-4
\$\begingroup\$

Create a quine that cannot be golfed. Your score is your byte count, where higher is better. If someone finds a shorter version, their score is your original byte count, and you lose points

Scoring example:

original submission, 34 bytes // score is 34

function(this){self.printquine();}

golfed, 31 bytes // score is 34, original submission is scored 31

function(this){_.printquine();}

golfed again by someone else, 18 bytes // score is 31, first golfed submission is scored 18

this.printquine();

Here "golfing" is defined as creating a shorter version of someone else's source file exclusively by removing characters or rearranging existing characters (without affecting its quine-ness). This seems like a good way to define it because otherwise googling the shortest quine in a given language would be the only reasonable starting point.

Standard loopholes apply, unless you have a creative use of one then go for it. Use this site's definition of a valid quine, if you can actually find one that's agreed on.

\$\endgroup\$

closed as unclear what you're asking by Embodiment of Ignorance, fəˈnɛtɪk, AdmBorkBork, Giuseppe, mbomb007 Aug 2 at 18:14

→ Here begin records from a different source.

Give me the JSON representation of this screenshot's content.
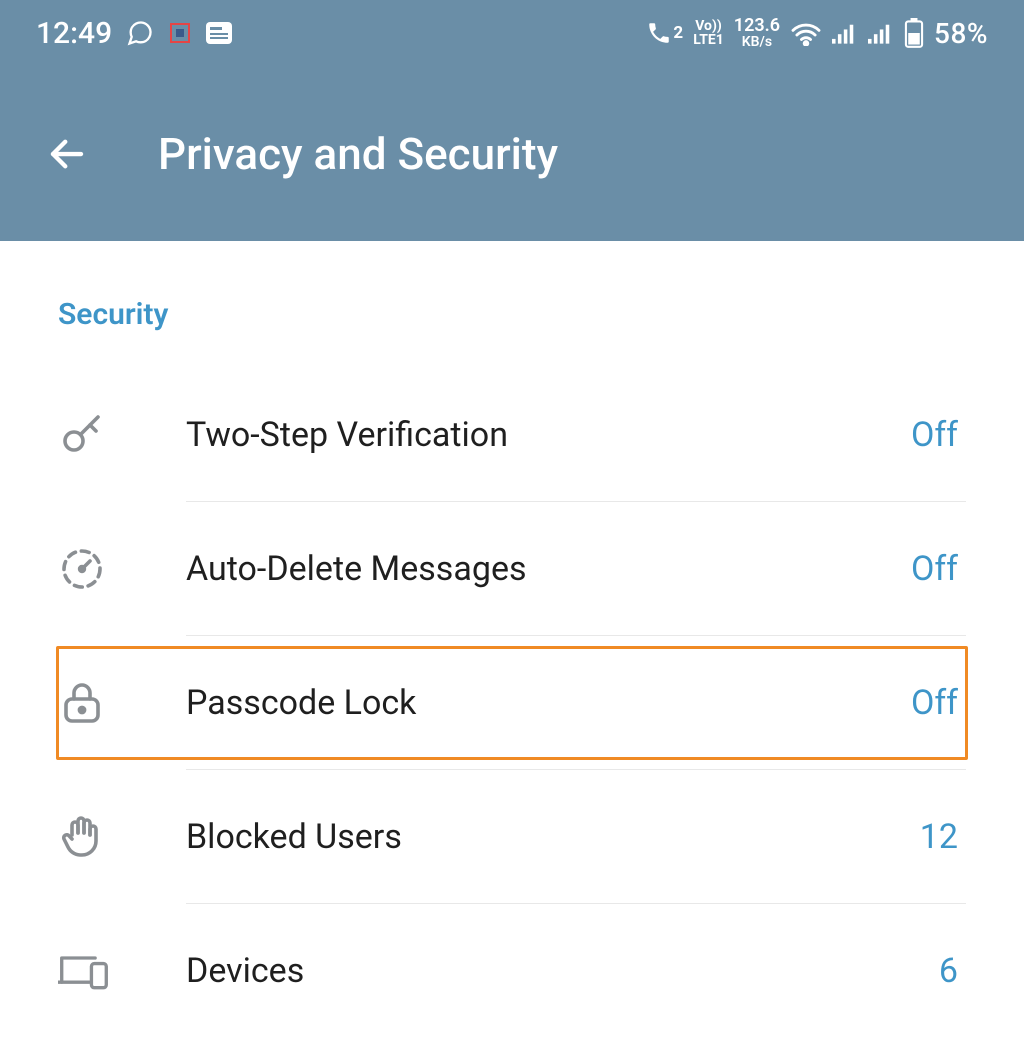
{
  "status_bar": {
    "time": "12:49",
    "network_speed_top": "123.6",
    "network_speed_bottom": "KB/s",
    "sim_label": "2",
    "lte_top": "Vo))",
    "lte_bottom": "LTE1",
    "battery_percent": "58%"
  },
  "header": {
    "title": "Privacy and Security"
  },
  "section": {
    "title": "Security",
    "items": [
      {
        "label": "Two-Step Verification",
        "value": "Off"
      },
      {
        "label": "Auto-Delete Messages",
        "value": "Off"
      },
      {
        "label": "Passcode Lock",
        "value": "Off"
      },
      {
        "label": "Blocked Users",
        "value": "12"
      },
      {
        "label": "Devices",
        "value": "6"
      }
    ]
  }
}
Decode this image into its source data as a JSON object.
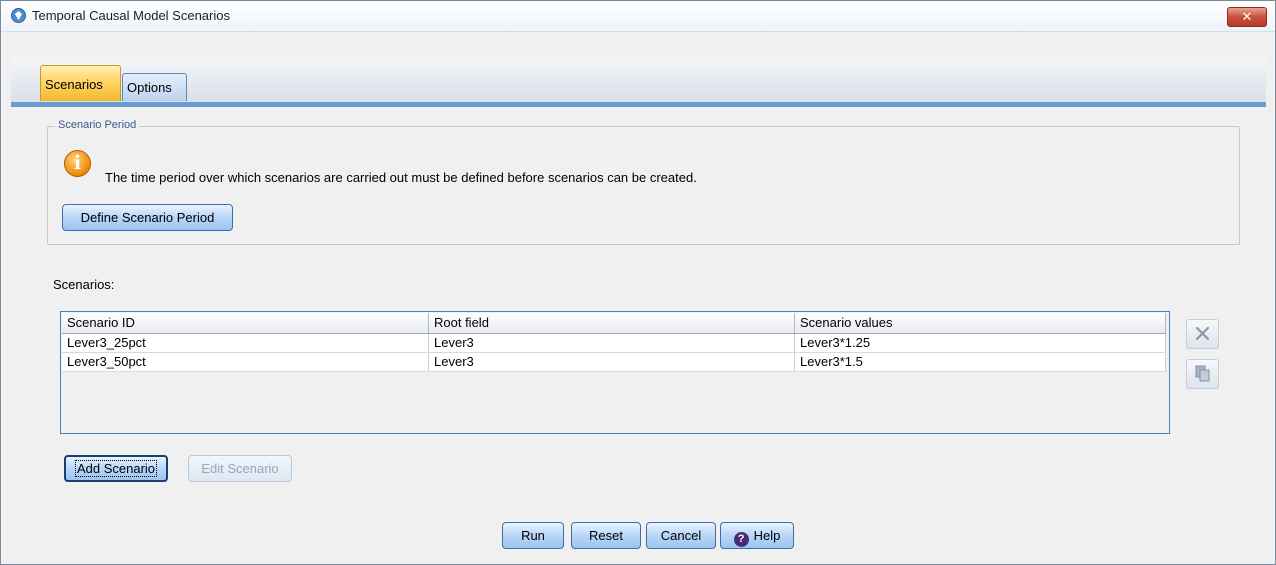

Please clarify your specific problem or add additional details to highlight exactly what you need. As it's currently written, it’s hard to tell exactly what you're asking. See the How to Ask page for help clarifying this question. If this question can be reworded to fit the rules in the help center, please edit the question.

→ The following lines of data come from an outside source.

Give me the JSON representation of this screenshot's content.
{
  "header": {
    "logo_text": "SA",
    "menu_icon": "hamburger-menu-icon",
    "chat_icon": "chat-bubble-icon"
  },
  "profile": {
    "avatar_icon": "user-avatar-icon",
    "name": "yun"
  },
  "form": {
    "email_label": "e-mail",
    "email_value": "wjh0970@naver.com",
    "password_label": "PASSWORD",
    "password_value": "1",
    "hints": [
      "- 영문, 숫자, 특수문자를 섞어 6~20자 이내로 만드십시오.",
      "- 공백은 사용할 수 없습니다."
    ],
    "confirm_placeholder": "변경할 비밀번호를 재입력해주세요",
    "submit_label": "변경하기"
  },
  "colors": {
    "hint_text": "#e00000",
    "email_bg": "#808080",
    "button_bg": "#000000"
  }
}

  • 1
    \$\begingroup\$ Could someone that thinks this is unclear please say what they think is unclear? \$\endgroup\$ – Wheat Wizard Aug 2 at 14:31
  • 3
    \$\begingroup\$ I can't speak for others, but I voted this as unclear for two reasons -- the first is regarding "chain" scoring. Say that A scores 100, but then B comes and golfs it down to 95, thus B scores 100. Then C comes along and golfs it further down to 90. Does C score 95 or 100? /// The second is the second-to-last sentence. Opening up standard loopholes is almost always a recipe for disaster. \$\endgroup\$ – AdmBorkBork Aug 2 at 15:24
  • 1
    \$\begingroup\$ @AdmBorkBork Those seem like bad choices rather than sources of unclarity. \$\endgroup\$ – Wheat Wizard Aug 2 at 15:25
  • 6
    \$\begingroup\$ this might be better as a cops-and-robbers challenge, but with no "safe" time frame? This is why we have a sandbox: to improve challenges so they don't get downvoted / closed. \$\endgroup\$ – Giuseppe Aug 2 at 17:20
  • 2
    \$\begingroup\$ I'm actually voting to close as off-topic, because: Standard loopholes apply, unless you have a creative use of one then go for it, which means that there are basically no rules, and this thus has no objective winning criterion. I think the core of the challenge is an interesting play on the "golf" idea and the scoring has potential, but it needs refinement before it fits our standards. \$\endgroup\$ – Giuseppe Aug 2 at 17:29
2
\$\begingroup\$

HQ9+, 1 byte

I guess I'm not winning any points for creativity.

Q
\$\endgroup\$
  • 2
    \$\begingroup\$ I don't think this fits our standard rules of what makes a quine, as outlined in the bottom paragraph of the challenge. \$\endgroup\$ – AdmBorkBork Aug 2 at 17:17
  • \$\begingroup\$ ok but [HQ9+], 0 bytes checkmate \$\endgroup\$ – Kenneth Taylor Aug 2 at 17:54
  • \$\begingroup\$ @KennethTaylor my quine is longer, therefore I still win \$\endgroup\$ – Krzysztof Szewczyk Aug 2 at 18:17
  • \$\begingroup\$ That's not how the scoring works... \$\endgroup\$ – Jo King Aug 3 at 3:58

Not the answer you're looking for? Browse other questions tagged or ask your own question.